All of the records need to be retyped exactly, with no line dropped.

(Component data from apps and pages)
_ _ _ _

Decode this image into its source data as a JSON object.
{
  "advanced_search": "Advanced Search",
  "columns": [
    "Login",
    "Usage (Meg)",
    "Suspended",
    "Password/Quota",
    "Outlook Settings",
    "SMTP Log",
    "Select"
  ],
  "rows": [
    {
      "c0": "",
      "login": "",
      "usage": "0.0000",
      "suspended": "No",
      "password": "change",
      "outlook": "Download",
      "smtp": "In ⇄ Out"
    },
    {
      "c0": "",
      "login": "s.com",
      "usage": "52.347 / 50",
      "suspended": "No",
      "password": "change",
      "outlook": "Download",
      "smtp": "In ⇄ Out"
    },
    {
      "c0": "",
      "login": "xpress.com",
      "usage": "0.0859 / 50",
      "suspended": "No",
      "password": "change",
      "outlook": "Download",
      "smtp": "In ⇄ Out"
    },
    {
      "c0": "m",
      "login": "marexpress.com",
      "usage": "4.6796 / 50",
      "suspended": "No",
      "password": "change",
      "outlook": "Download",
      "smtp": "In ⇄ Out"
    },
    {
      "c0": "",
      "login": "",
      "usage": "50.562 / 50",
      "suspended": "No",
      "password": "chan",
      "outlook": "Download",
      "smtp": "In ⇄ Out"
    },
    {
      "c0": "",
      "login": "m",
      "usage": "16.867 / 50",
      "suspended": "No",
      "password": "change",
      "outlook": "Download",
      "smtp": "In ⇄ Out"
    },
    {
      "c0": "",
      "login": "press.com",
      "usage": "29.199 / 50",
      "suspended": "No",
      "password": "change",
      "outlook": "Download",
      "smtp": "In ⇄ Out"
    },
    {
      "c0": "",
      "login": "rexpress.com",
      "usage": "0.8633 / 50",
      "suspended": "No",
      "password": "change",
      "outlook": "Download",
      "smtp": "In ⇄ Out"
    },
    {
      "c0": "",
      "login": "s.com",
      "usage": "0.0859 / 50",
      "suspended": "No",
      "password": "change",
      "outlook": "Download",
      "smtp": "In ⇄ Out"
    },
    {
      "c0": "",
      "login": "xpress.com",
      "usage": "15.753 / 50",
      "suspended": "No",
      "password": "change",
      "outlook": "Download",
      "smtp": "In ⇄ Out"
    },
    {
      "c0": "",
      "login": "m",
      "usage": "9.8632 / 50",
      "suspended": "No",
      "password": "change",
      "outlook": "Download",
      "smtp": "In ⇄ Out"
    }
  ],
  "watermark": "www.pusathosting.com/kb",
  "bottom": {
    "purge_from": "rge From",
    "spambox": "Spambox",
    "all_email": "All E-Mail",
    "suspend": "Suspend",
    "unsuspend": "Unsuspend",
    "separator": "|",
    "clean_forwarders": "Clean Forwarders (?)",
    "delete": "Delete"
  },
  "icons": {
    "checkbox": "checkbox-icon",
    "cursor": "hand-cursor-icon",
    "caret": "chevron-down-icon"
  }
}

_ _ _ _

Answer for the task ::
Decode this image into its source data as a JSON object.
{
  "advanced_search": "Advanced Search",
  "columns": [
    "Login",
    "Usage (Meg)",
    "Suspended",
    "Password/Quota",
    "Outlook Settings",
    "SMTP Log",
    "Select"
  ],
  "rows": [
    {
      "c0": "",
      "login": "",
      "usage": "0.0000",
      "suspended": "No",
      "password": "change",
      "outlook": "Download",
      "smtp": "In ⇄ Out"
    },
    {
      "c0": "",
      "login": "s.com",
      "usage": "52.347 / 50",
      "suspended": "No",
      "password": "change",
      "outlook": "Download",
      "smtp": "In ⇄ Out"
    },
    {
      "c0": "",
      "login": "xpress.com",
      "usage": "0.0859 / 50",
      "suspended": "No",
      "password": "change",
      "outlook": "Download",
      "smtp": "In ⇄ Out"
    },
    {
      "c0": "m",
      "login": "marexpress.com",
      "usage": "4.6796 / 50",
      "suspended": "No",
      "password": "change",
      "outlook": "Download",
      "smtp": "In ⇄ Out"
    },
    {
      "c0": "",
      "login": "",
      "usage": "50.562 / 50",
      "suspended": "No",
      "password": "chan",
      "outlook": "Download",
      "smtp": "In ⇄ Out"
    },
    {
      "c0": "",
      "login": "m",
      "usage": "16.867 / 50",
      "suspended": "No",
      "password": "change",
      "outlook": "Download",
      "smtp": "In ⇄ Out"
    },
    {
      "c0": "",
      "login": "press.com",
      "usage": "29.199 / 50",
      "suspended": "No",
      "password": "change",
      "outlook": "Download",
      "smtp": "In ⇄ Out"
    },
    {
      "c0": "",
      "login": "rexpress.com",
      "usage": "0.8633 / 50",
      "suspended": "No",
      "password": "change",
      "outlook": "Download",
      "smtp": "In ⇄ Out"
    },
    {
      "c0": "",
      "login": "s.com",
      "usage": "0.0859 / 50",
      "suspended": "No",
      "password": "change",
      "outlook": "Download",
      "smtp": "In ⇄ Out"
    },
    {
      "c0": "",
      "login": "xpress.com",
      "usage": "15.753 / 50",
      "suspended": "No",
      "password": "change",
      "outlook": "Download",
      "smtp": "In ⇄ Out"
    },
    {
      "c0": "",
      "login": "m",
      "usage": "9.8632 / 50",
      "suspended": "No",
      "password": "change",
      "outlook": "Download",
      "smtp": "In ⇄ Out"
    }
  ],
  "watermark": "www.pusathosting.com/kb",
  "bottom": {
    "purge_from": "rge From",
    "spambox": "Spambox",
    "all_email": "All E-Mail",
    "suspend": "Suspend",
    "unsuspend": "Unsuspend",
    "separator": "|",
    "clean_forwarders": "Clean Forwarders (?)",
    "delete": "Delete"
  },
  "icons": {
    "checkbox": "checkbox-icon",
    "cursor": "hand-cursor-icon",
    "caret": "chevron-down-icon"
  }
}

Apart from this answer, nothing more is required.